Friday I went to see The Animation Show at the Cleveland Cinematheque. It was really good. Here is what is playing in 2005.
Bunnies — Jakob Schuh, Saschka Unseld
This short short hops to it and welcomes us to the Animation Show.
Guard Dog — Bill Plympton
You can see a clip of the film and others here.
This brief ‘toon is about a man’s best friend who is a bit too concerned with protecting his master. It has the typical Plympton twist at the end of the film and quite a few barking laughs.
Fallen Art — Tomek Baginski
Trailer and stills here.
I was really looking forward to seeing this Polish animation, ever since I saw the preview for it a year ago. It didn’t disappoint and had the characteristic gallows humor that I’ve come to expect from Poles.
Rockfish — Blur Studio
Watch the whole thing here. [embedded hirez .mov]
This is a science fiction version of ice fishing. A tall tale come true of a man and his pet on a fishing trip. Old story rewritten with a new hook.
The F.E.D.S. — Jen Drummond
This short is done just like Waking Life and since Jen Drummond worked as an animator on that film I guess I’m not surprised. It was too much like Waking Life for my taste, and is about those people who hand out samples at the grocery.
Ward 13 — Peter Cornwell
This claymated short was extremely well done. There is a cane-fight as good as you would expect from a live-action movie, a Cthulhu-like monster and a couple perfect instances where the viewer’s expectations were dead wrong. It had me in stitches.
L’homme sans ombré — Georges Schwizgebel
The National Film Board of Canada does not sponsor crap. The Man Without a Shadow is Faustian in much the same way as Beat the Devil. Except, instead of American riproaring it contains a melancholy that eventually leads to wisdom. I can’t think of a pun to put in this review.
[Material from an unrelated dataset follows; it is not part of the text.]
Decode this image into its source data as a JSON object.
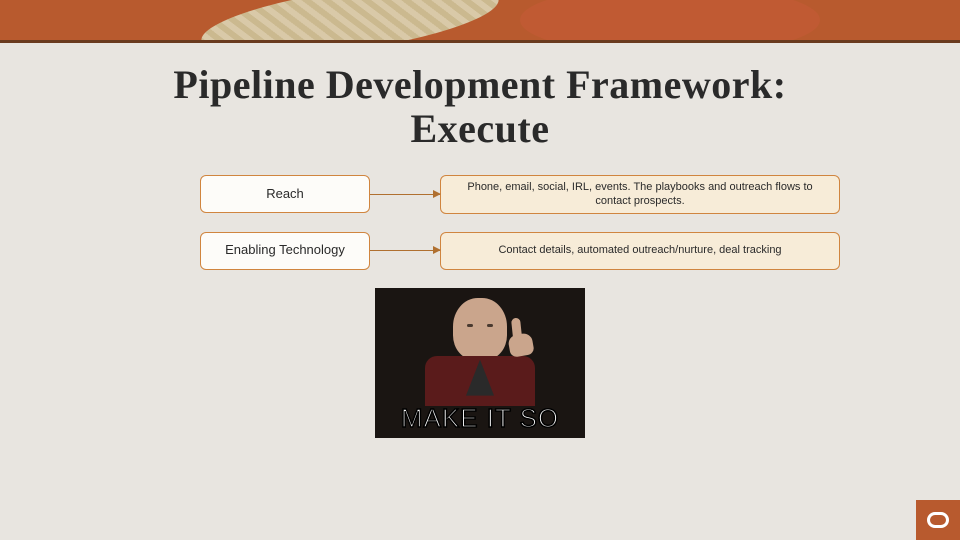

Hello — Jonathan Nix
This is a charming love story involving an analog guy and a digital girl. It even has an old Victrola mentor. Another new spin on the same old tune, but worth a watch for all you audiophiles.
When the Day Breaks — Amanda Forbis, Wendy Tilby
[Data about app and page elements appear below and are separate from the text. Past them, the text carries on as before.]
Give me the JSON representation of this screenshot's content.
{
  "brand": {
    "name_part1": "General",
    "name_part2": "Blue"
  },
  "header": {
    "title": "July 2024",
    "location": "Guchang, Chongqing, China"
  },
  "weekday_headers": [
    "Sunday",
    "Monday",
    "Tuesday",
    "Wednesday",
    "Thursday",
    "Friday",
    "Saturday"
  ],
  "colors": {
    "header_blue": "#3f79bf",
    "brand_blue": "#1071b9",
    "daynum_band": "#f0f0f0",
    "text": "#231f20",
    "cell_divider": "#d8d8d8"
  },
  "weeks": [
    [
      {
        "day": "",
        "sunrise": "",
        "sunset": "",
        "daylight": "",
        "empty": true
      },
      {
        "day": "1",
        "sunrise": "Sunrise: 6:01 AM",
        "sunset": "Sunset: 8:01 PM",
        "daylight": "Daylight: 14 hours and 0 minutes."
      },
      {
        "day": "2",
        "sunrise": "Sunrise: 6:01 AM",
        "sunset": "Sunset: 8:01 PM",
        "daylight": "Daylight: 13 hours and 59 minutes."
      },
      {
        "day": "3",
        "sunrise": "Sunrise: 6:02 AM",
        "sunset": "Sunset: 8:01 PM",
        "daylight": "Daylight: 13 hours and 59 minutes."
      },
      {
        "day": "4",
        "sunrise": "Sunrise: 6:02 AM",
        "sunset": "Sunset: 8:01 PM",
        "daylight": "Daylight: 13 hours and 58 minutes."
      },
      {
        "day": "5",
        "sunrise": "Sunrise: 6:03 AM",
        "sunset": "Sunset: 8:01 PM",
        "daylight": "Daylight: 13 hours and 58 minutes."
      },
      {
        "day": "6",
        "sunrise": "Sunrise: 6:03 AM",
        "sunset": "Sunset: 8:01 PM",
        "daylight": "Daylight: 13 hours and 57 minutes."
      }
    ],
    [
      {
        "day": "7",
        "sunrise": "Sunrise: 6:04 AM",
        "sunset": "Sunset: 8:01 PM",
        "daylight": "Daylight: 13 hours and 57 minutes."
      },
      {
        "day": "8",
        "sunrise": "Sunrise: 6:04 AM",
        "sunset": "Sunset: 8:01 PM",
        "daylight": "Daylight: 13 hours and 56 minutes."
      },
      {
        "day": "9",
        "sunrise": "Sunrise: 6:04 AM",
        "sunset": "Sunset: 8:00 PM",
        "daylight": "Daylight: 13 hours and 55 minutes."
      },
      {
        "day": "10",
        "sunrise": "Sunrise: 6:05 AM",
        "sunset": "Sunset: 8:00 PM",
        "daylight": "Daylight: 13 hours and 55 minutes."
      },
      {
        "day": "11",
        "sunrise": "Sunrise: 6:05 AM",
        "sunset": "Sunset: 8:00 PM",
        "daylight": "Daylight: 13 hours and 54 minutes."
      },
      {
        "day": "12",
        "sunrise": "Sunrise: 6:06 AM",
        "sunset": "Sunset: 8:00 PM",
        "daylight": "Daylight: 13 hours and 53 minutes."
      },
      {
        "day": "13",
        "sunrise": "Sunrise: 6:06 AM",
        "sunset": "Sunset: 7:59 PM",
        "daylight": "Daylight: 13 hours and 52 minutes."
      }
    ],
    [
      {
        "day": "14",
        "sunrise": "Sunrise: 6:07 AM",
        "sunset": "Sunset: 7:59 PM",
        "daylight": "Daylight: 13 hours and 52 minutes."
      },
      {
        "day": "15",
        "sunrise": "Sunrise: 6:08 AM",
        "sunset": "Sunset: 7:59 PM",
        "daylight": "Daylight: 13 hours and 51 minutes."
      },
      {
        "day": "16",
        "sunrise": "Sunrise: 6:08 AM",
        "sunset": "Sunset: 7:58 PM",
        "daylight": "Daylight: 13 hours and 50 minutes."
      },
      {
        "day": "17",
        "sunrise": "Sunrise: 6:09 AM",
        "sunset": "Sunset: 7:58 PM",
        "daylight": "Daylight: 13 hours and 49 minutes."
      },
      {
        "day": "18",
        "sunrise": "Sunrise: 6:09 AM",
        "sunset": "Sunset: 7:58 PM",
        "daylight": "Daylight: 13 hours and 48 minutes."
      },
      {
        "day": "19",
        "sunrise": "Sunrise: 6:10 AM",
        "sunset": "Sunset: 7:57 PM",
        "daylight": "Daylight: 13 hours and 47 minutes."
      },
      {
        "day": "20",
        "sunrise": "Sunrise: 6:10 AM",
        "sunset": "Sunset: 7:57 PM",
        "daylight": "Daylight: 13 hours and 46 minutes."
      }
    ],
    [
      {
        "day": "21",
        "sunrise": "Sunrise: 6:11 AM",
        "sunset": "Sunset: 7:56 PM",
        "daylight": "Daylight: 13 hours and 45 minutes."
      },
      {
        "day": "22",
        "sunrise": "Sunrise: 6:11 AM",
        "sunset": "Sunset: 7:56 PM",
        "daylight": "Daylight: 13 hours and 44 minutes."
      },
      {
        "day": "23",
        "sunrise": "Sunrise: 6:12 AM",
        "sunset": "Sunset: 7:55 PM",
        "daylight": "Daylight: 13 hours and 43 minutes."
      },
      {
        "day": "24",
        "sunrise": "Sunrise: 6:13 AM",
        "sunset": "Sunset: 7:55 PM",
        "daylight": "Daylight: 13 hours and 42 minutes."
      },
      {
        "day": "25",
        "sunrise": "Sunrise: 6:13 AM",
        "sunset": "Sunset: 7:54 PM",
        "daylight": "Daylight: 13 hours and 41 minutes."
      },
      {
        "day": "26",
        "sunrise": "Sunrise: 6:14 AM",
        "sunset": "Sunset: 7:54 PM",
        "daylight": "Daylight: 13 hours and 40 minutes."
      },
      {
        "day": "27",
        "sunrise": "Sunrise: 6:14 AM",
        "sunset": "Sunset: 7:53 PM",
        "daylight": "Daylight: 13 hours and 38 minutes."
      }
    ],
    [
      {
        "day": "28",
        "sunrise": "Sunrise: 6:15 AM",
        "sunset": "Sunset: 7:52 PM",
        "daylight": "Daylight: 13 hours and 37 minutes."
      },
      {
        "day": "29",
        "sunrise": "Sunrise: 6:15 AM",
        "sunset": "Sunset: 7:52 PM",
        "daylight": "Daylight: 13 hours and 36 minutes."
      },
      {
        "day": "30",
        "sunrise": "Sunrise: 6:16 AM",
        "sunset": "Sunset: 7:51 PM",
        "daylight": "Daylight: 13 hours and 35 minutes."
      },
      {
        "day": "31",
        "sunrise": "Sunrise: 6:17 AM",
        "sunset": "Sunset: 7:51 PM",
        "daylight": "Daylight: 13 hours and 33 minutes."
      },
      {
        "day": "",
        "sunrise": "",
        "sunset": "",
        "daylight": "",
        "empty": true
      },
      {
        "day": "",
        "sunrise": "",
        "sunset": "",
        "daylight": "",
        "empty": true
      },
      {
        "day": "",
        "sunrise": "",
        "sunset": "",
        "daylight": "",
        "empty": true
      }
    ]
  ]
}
Clip here. [.ram]
I knew this was animated by a woman [or in this case, women] from the first frame. It has a powerful message that is delivered quite delicately and the technique they used in animating this short was beautiful and worth the effort. The animals look like people and when they get lemons they make lemonade.
Pan With Us — David Russo
While this film wasn’t the most interesting in content, I think it was the best in form of the whole festival. It is stop-motion animated using humans in-frame as the support for the animated pieces. Robert Frost’s poem is read as accompaniment. It does almost inspire panic and definitely evokes a sense of wilderness. No pun here.
The Meaning of Life — Don Hertzfeldt
In-depth stuff here.
Technically amazing, this fell through a little bit on the content scale. Hertzfeldt seems to do a lot better with his dark humor, and while I expected this to be a more serious work [having followed its production for a few years] I’m not sure most of the other people there were as enlightened. The complexity of animating the crowd scene and the experimental camerawork was worth the effort, quite groundbreaking.